Genesis of the 1-page resume
Back in 1960’s, 70’s, and 80’s, it was common to see one-page resumes. Candidates frequently were told something like, “if you can’t say it in one page, don’t bother.” What was the point? Could it be possible that people back then didn’t want to read anything lengthy? This is possible but not likely when compared with today.
No, in this era, hiring tended to be more about character and communications. Recruiters and companies wanted candidates to convey their essential qualities and experiences quickly and effectively. Of course, these experiences were important in determining which candidates to pursue. But the quality of a person’s character was highly valued. Who you knew and who vouched for you were critical, so listing all the great things you’ve ever done in a resume wasn’t as vital.
When did this change?
In the late 80’s and early 90’s, a shift in the hiring and recruitment landscape emerged. With the advent of technologies, many new types of jobs were created. In addition, the frequency of mergers, acquisitions, divestitures, bankruptcies, and layoffs coupled with an increased mobility of the workforce resulted in a large increase in job changes. To meet growing demand, companies had to increase the volume of candidates hired outside of the networking and referral channels that provided them with insight into the character of each person.
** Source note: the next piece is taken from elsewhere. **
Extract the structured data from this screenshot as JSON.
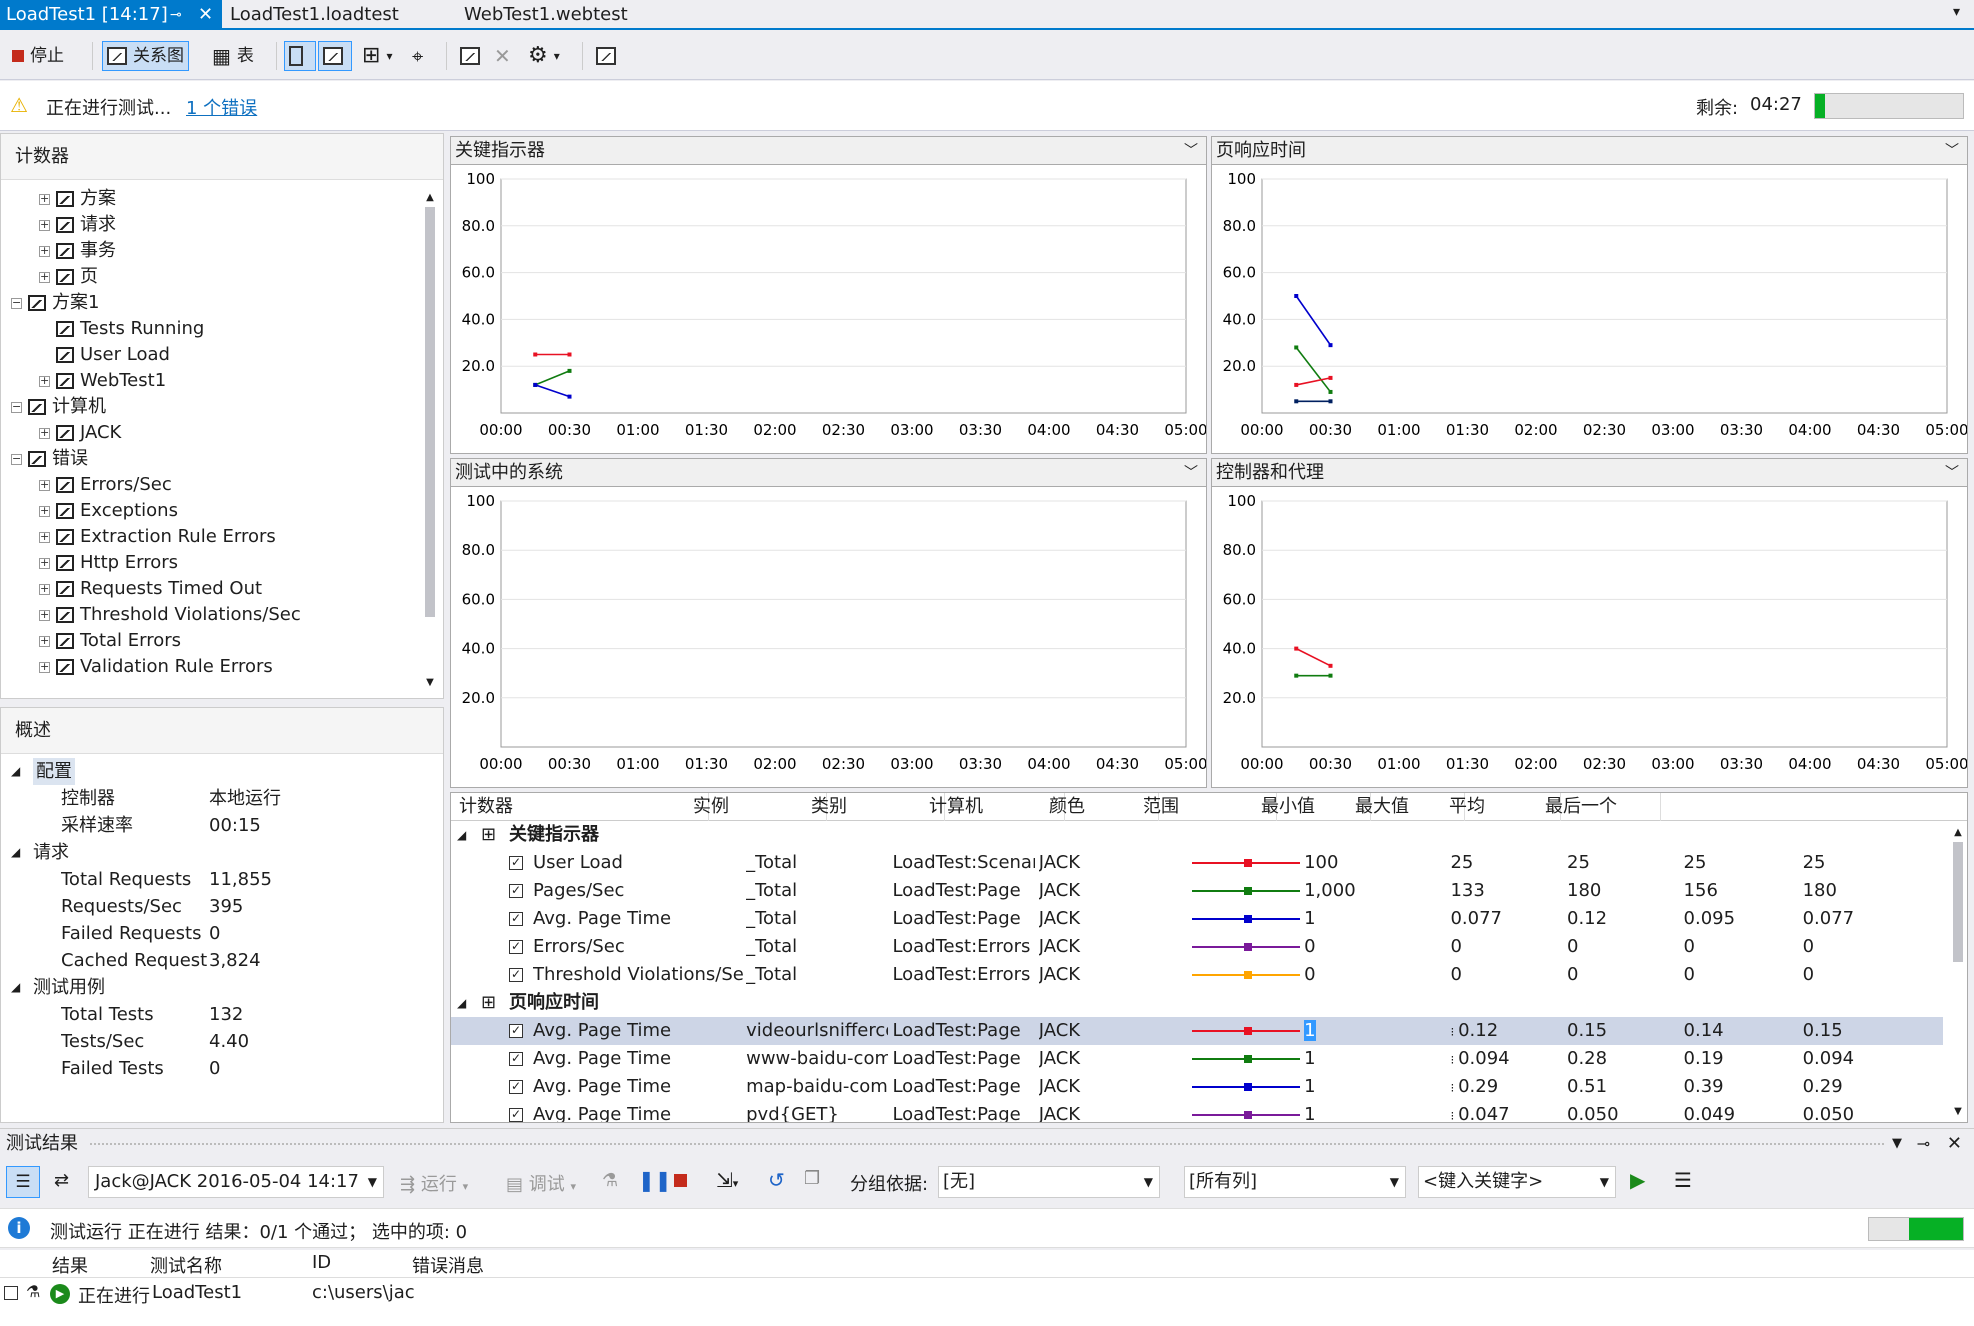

So the emphasis began to shift to longer resumes that contained more details about duties and achievements. As such, the ability to communicate the essentials in a one-page resume become more difficult, and longer resumes become the norm. Of course, exhaustive CVs were always out there, particularly in fields like medicine, R&D, and academia.
Who wants a one-page resume today?
The answer is that very few people (less than 3%) actually demand a resume of one page. So don’t get locked into that myth. However, don’t also get caught believing that this means you cannot have a one-page resume. The length of your resume should be dictated by the type of role and industry you want to pursue, the number of job entries you have, the quality of the content you need to convey, and your education, training, etc. That said, unless you’re in a credentials-based field like academia, I would recommend keeping the resume to three pages or less. But if you can effectively communicate your brand message, career highlights, education, and so forth in one page, great! Just don’t believe the lie that you have to or that you can’t.
How long is your resume?